“I have to know that handbook like the back of my hand. I have to know and be ready to challenge a deduction,” Hudson said.
In a past competition, judges deducted points for handbook approved stunts Hudson knew her team could do. Her coaching staff challenged the deduction and made the judges review the competition footage. The deduction was taken off.
“It ended up putting us in a position where [if we had] not challenged that, we would have lost. It was a big point deduction,” she said. “Had we not said anything, that was the difference between first and third.”
Hudson, Mickol Franklin, Lucinda Franklin and Parker collectively agreed that racial disparities still exist in the world of competition cheerleading.
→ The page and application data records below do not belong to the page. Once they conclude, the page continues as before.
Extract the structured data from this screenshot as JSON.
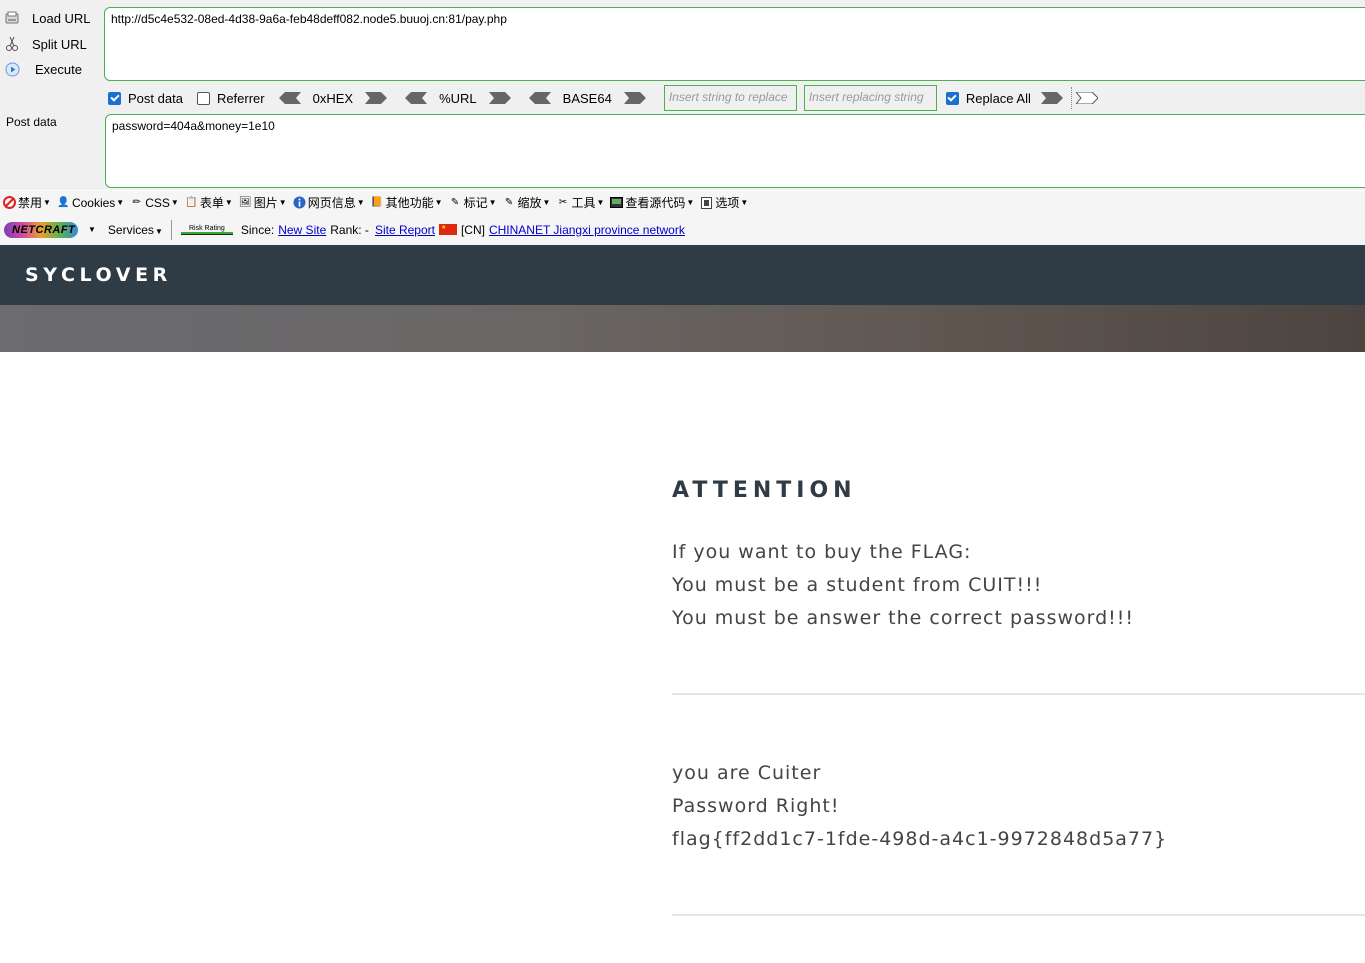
{
  "hackbar": {
    "actions": [
      {
        "label": "Load URL",
        "icon": "load-url-icon"
      },
      {
        "label": "Split URL",
        "icon": "split-url-icon"
      },
      {
        "label": "Execute",
        "icon": "execute-icon"
      }
    ],
    "url": "http://d5c4e532-08ed-4d38-9a6a-feb48deff082.node5.buuoj.cn:81/pay.php",
    "post_label": "Post data",
    "post_data": "password=404a&money=1e10",
    "options": {
      "post_data": {
        "label": "Post data",
        "checked": true
      },
      "referrer": {
        "label": "Referrer",
        "checked": false
      },
      "hex": "0xHEX",
      "url": "%URL",
      "base64": "BASE64",
      "replace_placeholder": "Insert string to replace",
      "replacing_placeholder": "Insert replacing string",
      "replace_all": {
        "label": "Replace All",
        "checked": true
      }
    }
  },
  "toolbar1": {
    "items": [
      "禁用",
      "Cookies",
      "CSS",
      "表单",
      "图片",
      "网页信息",
      "其他功能",
      "标记",
      "缩放",
      "工具",
      "查看源代码",
      "选项"
    ]
  },
  "toolbar2": {
    "netcraft": "NETCRAFT",
    "services": "Services",
    "risk_rating": "Risk Rating",
    "since_label": "Since:",
    "since_link": "New Site",
    "rank_label": "Rank: -",
    "site_report": "Site Report",
    "country": "[CN]",
    "network": "CHINANET Jiangxi province network"
  },
  "site": {
    "brand": "SYCLOVER",
    "title": "ATTENTION",
    "intro": [
      "If you want to buy the FLAG:",
      "You must be a student from CUIT!!!",
      "You must be answer the correct password!!!"
    ],
    "result": [
      "you are Cuiter",
      "Password Right!",
      "flag{ff2dd1c7-1fde-498d-a4c1-9972848d5a77}"
    ]
  },
  "colors": {
    "navbar": "#2f3b45",
    "input_border": "#4caf50",
    "checkbox": "#1a6fd0",
    "link": "#0000cc"
  }
}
Hudson said as recently as last year, her squad has been met with comments like “here comes the ghetto” at competitions.
“We've been doing this for 12, 13 years, and there's been a little change, but not really from when we first started and that's to me, that's sad.” Hudson said.
“I'm a firm believer that representation matters,” Mickol Franklin said. “We lean on each other … because there were times we've gotten to competitions [and] no one has clapped for us. So not only do we cheer on ourselves, but we also cheer on everyone else.”
According to Hudson, Cheer Image Iconz has won multiple sportsmanship awards for its efforts in encouraging other squads during competitions.
“We don't ever want another team to feel that way. That's why before every team goes on, we say good luck from Cheer Image.”
But despite the outside noise, Cheer Image Iconz athletes stand together.
“I think it's a great experience for them, especially starting off so young ... they build a bond with the girls that they cheer with throughout the years who also stick in with the program,” Parker said. “It keeps them occupied [from doing things] that they shouldn't be doing. This gives them extra chances, something to do, and it also can lead to great scholarships for college.”
“What we bring to each other is much more. Unless you're in it, you won't understand,” Mickol Franklin said.